Web page and app entries
───

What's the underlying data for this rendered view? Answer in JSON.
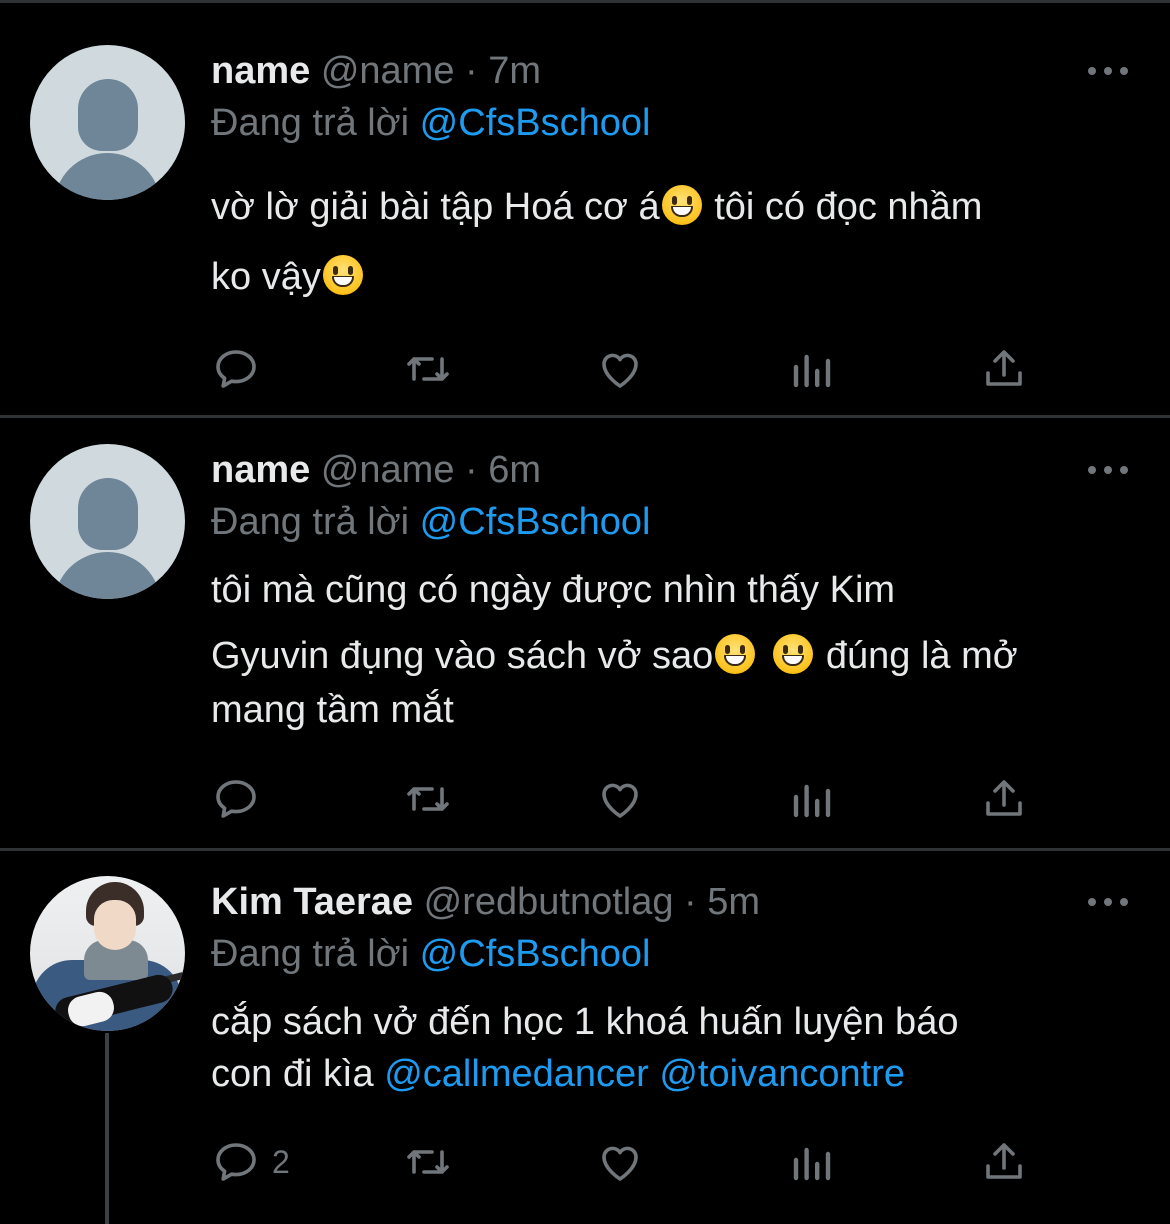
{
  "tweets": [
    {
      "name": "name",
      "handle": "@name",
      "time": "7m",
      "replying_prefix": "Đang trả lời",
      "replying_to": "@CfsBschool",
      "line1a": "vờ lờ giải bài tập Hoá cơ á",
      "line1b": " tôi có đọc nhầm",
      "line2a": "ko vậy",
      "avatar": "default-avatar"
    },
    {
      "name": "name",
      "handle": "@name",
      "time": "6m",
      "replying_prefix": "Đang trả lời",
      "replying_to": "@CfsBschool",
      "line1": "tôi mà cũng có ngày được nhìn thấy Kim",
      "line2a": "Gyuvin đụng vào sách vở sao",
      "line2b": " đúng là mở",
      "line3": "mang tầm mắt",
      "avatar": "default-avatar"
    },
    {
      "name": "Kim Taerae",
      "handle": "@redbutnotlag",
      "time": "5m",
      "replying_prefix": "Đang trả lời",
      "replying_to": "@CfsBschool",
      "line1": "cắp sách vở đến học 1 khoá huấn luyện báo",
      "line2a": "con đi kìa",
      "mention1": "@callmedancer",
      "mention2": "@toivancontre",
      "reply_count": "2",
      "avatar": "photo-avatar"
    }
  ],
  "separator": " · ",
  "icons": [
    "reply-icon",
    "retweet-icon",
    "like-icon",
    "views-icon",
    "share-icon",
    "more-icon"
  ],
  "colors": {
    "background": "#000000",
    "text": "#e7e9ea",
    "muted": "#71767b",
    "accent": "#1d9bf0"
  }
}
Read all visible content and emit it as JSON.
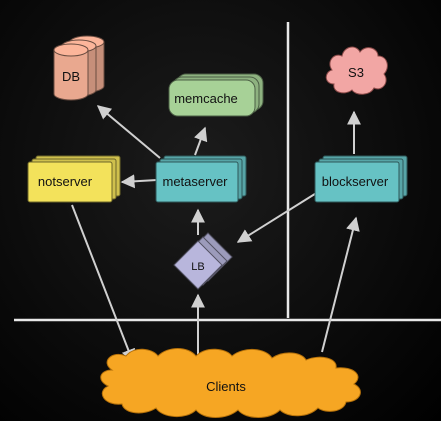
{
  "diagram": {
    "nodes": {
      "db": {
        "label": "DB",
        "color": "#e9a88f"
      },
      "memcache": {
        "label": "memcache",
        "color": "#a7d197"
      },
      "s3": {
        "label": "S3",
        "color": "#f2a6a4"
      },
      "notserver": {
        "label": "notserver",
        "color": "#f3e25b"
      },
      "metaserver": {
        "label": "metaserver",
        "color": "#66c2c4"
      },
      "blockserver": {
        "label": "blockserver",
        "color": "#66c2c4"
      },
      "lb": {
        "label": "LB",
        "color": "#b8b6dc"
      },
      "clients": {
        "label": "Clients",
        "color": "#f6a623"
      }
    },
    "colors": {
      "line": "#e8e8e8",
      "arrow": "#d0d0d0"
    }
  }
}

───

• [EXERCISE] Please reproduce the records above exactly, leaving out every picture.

• [ANSWER AREA]
What's the underlying data for this rendered view? Answer in JSON.
{
  "tweets": [
    {
      "name": "name",
      "handle": "@name",
      "time": "7m",
      "replying_prefix": "Đang trả lời",
      "replying_to": "@CfsBschool",
      "line1a": "vờ lờ giải bài tập Hoá cơ á",
      "line1b": " tôi có đọc nhầm",
      "line2a": "ko vậy",
      "avatar": "default-avatar"
    },
    {
      "name": "name",
      "handle": "@name",
      "time": "6m",
      "replying_prefix": "Đang trả lời",
      "replying_to": "@CfsBschool",
      "line1": "tôi mà cũng có ngày được nhìn thấy Kim",
      "line2a": "Gyuvin đụng vào sách vở sao",
      "line2b": " đúng là mở",
      "line3": "mang tầm mắt",
      "avatar": "default-avatar"
    },
    {
      "name": "Kim Taerae",
      "handle": "@redbutnotlag",
      "time": "5m",
      "replying_prefix": "Đang trả lời",
      "replying_to": "@CfsBschool",
      "line1": "cắp sách vở đến học 1 khoá huấn luyện báo",
      "line2a": "con đi kìa",
      "mention1": "@callmedancer",
      "mention2": "@toivancontre",
      "reply_count": "2",
      "avatar": "photo-avatar"
    }
  ],
  "separator": " · ",
  "icons": [
    "reply-icon",
    "retweet-icon",
    "like-icon",
    "views-icon",
    "share-icon",
    "more-icon"
  ],
  "colors": {
    "background": "#000000",
    "text": "#e7e9ea",
    "muted": "#71767b",
    "accent": "#1d9bf0"
  }
}
Read all visible content and emit it as JSON.
{
  "diagram": {
    "nodes": {
      "db": {
        "label": "DB",
        "color": "#e9a88f"
      },
      "memcache": {
        "label": "memcache",
        "color": "#a7d197"
      },
      "s3": {
        "label": "S3",
        "color": "#f2a6a4"
      },
      "notserver": {
        "label": "notserver",
        "color": "#f3e25b"
      },
      "metaserver": {
        "label": "metaserver",
        "color": "#66c2c4"
      },
      "blockserver": {
        "label": "blockserver",
        "color": "#66c2c4"
      },
      "lb": {
        "label": "LB",
        "color": "#b8b6dc"
      },
      "clients": {
        "label": "Clients",
        "color": "#f6a623"
      }
    },
    "colors": {
      "line": "#e8e8e8",
      "arrow": "#d0d0d0"
    }
  }
}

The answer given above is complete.